My decision to include descriptions of drowning infants was based on my hope that empathy and sensitivity for those more vulnerable than ourselves can make a lasting impression, a connection that opens our hearts. In this case, a young student reading my book might learn of children younger and more fragile than they are. My hope is that the reader will then be compelled to a protective response and a feeling that inspires compassion.
You write that you made the same journey yourself across East Prussia as part of your research. Your characters did this in the bitter cold and near-starving. Did your own journey give you any extra material or was it also your own tribute to the many brave people undergoing the same thing in such different and terrifying circumstances many years ago?
My exploration of former East Prussia was to gather information on the terrain, a sensory experience that I could then infuse into the setting and the characters’ journey. Yes, the trip gave me a lot of extra material, particularly for the character of Emilia. It was through my wanderings that I discovered the beautiful storks and their nests, the abandoned estates of the Junkers, and the notes of hope and hardship that might have punctuated the trek for the refugees.

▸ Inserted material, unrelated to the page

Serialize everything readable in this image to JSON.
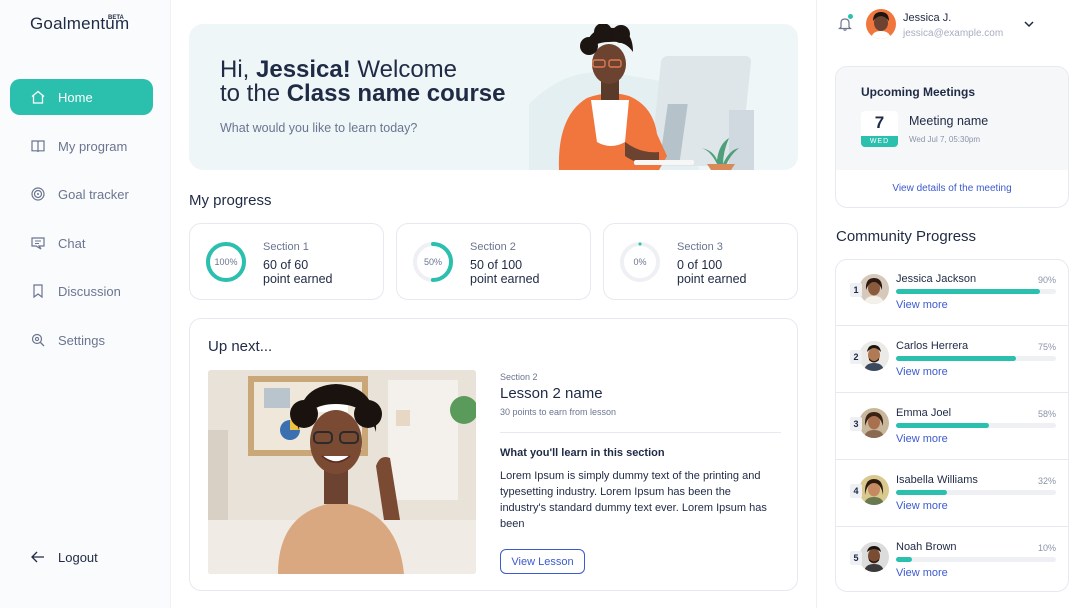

All your main characters have to live with secrets they find difficult to face up to and share. Do you see them as exceptional here, or do you think almost every survivor at that stage of history must have been living with traumatic memories of one sort or another?
Sadly, most survivors and family members I interviewed experienced or witnessed very traumatic events. And what’s even more heartbreaking is that the survivors I interviewed were recalling their memories as young children. Imagine the children who were forced to leave everything they’d ever known and loved behind. They were innocent victims of war and inherited responsibility for events they had no role in causing.

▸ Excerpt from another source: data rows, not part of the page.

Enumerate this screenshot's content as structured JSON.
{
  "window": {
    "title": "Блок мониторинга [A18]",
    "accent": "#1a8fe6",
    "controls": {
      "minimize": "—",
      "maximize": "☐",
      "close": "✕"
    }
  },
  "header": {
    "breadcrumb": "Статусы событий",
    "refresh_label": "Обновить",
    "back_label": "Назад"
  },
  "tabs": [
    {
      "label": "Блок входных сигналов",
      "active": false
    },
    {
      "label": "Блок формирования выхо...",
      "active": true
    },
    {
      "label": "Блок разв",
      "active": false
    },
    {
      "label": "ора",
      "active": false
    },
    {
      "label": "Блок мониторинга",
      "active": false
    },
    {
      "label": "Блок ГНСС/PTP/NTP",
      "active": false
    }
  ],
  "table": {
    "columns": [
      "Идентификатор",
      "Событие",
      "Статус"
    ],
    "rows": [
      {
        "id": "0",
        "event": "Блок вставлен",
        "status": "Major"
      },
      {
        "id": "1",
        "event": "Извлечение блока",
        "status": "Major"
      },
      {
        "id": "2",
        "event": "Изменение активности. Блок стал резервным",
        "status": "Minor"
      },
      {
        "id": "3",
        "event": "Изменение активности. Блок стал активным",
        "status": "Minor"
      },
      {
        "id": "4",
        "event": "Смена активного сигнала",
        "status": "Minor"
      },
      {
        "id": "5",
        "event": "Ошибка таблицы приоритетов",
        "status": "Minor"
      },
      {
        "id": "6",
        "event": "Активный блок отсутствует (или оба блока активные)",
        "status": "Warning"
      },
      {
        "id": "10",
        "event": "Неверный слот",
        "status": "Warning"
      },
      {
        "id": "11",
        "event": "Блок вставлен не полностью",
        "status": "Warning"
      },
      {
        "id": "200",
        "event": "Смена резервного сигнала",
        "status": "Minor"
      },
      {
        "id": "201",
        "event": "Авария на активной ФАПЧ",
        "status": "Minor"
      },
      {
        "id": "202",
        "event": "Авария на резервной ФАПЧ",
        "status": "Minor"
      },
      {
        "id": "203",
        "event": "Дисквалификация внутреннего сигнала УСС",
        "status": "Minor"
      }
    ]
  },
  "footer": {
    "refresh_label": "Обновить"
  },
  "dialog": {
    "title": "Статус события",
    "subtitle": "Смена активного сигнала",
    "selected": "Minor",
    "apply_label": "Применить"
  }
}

What gave you the idea of making an elderly cobbler the moral centre of the group?
The character of The Shoe Poet was born on a tiny street in Rome during a book event for my Italian publisher, Garzanti. Perched in a tiny window was a single pair of shoes—shoes so beautiful they seemed to have a voice of their own. I expressed my enthusiasm to my Italian publicist and she told me that the shoemaker was one of the very best in Italy. She said, ‘Ruta, his shoes are like poetry.’ In that moment, the character appeared. I ran back to my hotel and sketched out the idea for The Shoe Poet on a piece of hotel stationery.
All your main characters find depths of altruism and empathy within themselves as your story progresses. Does this reflect instances of the same sort of moral growth found at the time that you may have read about in your research?
Yes. Many people I’ve interviewed over the years who experienced the war have shown an altruistic spirit. War stole their country and their innocence, yet they persevered. Many refused to allow their trauma to define them. It made me realize that we don’t choose our hardships, but we can choose how we face our hardships.
This is a wonderful novel Ruta. But at times a necessarily tough one to read. Was it also a tough one to write?
Thank you. Yes, it was a very tough novel to write, especially the character of Emilia. For me, Emilia represents the beauty, courage and sacrifice of children from Eastern Europe that many aren’t familiar with. In terms of managing the emotional toll, I try very hard to remain present within it. I hope to transfer the emotional charge to the prose and ultimately to the reader. Although grief and sadness can be completely overwhelming, I try to find bits of beauty that might be hiding amidst the wreckage. That helps me navigate through difficult and sad topics.
Nicholas Tucker is honorary senior lecturer in Cultural and Community Studies at Sussex University.
Salt to the Sea is published by Puffin, £7.99 pbk